There's no doubt that a lot of my life revolves around this machine, before which I spend several hours a day. I've been riding this pony since 1992 (when I started building a Gopher presence, soon after I started work as a reference librarian at W&L), or maybe since 1989 when I started playing with HyperCard, or perhaps since 1984 when I bought my first microcomputer (a TI-Pro, still in the barn), or maybe 1979 when I started to play with SYMAP (making maps of demographic data from the Hungarian census of 1900), or maybe 1962 when I first started working with punch cards (as research assistant to Bob Textor in cross-cultural studies). At each of those junctures I had some idea of where I was heading, but the destinations kept changing as new possibilities emerged.
I seem to be in another spate of thinking about the ways the Web is/has been evolving, in the proximal contexts of Licklider's Libraries of the Future  (which I'm reading at Gardner's instigation) and the impending visit of friends with three home-schooled kids (for whom my question is: where does The Computer fit in what they're doing?)... and reflecting on the many ways in which my life has been tangled up with computers. For at least 45 years I've seen them as essential tools for things I needed to do, though generally my imagination has outrun my technical capabilities, and I've relied upon the multiple kindnesses of others to assist with practicalities and realize my imaginings. There's a looooong history of books and articles and Web resources that I've been influenced by, and an equally convoluted history of apps I've experimented with as I've worked at making sense of the potentials. Wish I could reconstruct all the steps...

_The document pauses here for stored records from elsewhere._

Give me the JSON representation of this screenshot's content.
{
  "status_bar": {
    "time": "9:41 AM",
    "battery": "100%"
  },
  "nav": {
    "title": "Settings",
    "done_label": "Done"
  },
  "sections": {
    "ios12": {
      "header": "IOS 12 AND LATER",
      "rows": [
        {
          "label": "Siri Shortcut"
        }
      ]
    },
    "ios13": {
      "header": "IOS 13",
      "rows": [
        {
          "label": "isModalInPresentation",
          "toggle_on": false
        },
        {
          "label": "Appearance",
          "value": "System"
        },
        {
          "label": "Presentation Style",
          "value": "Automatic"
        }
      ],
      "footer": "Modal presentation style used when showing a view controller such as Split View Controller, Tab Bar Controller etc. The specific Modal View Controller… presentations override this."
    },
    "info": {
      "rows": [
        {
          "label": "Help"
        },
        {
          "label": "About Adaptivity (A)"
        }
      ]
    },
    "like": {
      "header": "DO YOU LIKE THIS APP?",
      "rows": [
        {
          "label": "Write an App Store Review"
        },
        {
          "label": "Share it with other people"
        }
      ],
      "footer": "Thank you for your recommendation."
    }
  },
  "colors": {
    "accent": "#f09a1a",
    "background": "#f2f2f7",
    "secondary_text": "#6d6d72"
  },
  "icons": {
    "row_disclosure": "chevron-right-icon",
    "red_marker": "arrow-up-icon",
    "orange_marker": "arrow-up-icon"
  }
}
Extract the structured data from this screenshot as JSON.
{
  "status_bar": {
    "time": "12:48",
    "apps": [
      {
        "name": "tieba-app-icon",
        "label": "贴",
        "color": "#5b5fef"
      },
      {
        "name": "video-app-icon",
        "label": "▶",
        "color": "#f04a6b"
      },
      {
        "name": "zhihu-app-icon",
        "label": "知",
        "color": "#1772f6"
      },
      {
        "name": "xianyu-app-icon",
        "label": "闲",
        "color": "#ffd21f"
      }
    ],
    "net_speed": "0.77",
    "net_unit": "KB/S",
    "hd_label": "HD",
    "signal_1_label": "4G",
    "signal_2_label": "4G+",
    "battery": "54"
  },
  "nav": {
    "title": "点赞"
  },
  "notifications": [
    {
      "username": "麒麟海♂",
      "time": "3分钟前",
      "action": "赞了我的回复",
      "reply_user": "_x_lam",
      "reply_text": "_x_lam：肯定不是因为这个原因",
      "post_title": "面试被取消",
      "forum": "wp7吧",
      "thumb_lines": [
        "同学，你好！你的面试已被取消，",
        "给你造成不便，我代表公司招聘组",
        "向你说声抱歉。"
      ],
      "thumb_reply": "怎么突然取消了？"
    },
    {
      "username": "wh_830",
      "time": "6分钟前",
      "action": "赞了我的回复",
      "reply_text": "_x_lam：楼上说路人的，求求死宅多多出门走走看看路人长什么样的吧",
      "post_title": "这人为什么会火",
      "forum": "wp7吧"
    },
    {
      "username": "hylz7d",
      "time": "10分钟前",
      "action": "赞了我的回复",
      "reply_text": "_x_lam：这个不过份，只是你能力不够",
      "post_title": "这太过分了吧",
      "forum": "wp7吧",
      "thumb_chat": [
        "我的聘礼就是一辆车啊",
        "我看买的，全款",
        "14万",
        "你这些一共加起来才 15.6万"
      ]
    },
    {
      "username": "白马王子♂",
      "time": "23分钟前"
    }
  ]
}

I started library school in January 1991 with the question What will microcomputers do to libraries? but I certainly didn't foresee that the most profound effect would be to distribute the end-user's experience in most information transactions --to make the physical library mostly irrelevant to seeking answers, to enmesh the user in networks composed of nodes that might be on different continents, to make multimedia an everyday experience, and to proffer tools that make the user an active contributor to the construction of distributed knowledge. Two of today's cases in point:
Harper's release of 150+ years of full text archive exposes a glorious trove, and the possibility of gathering up David Halberstam's contributions to the magazine adds a great deal to a resource like Christopher Lydon's program recorded two days after Halberstam's deathand
I discover that others who are reading Eco's Mysterious Flame of Queen Loana have established a Wiki-based annotation project for the book.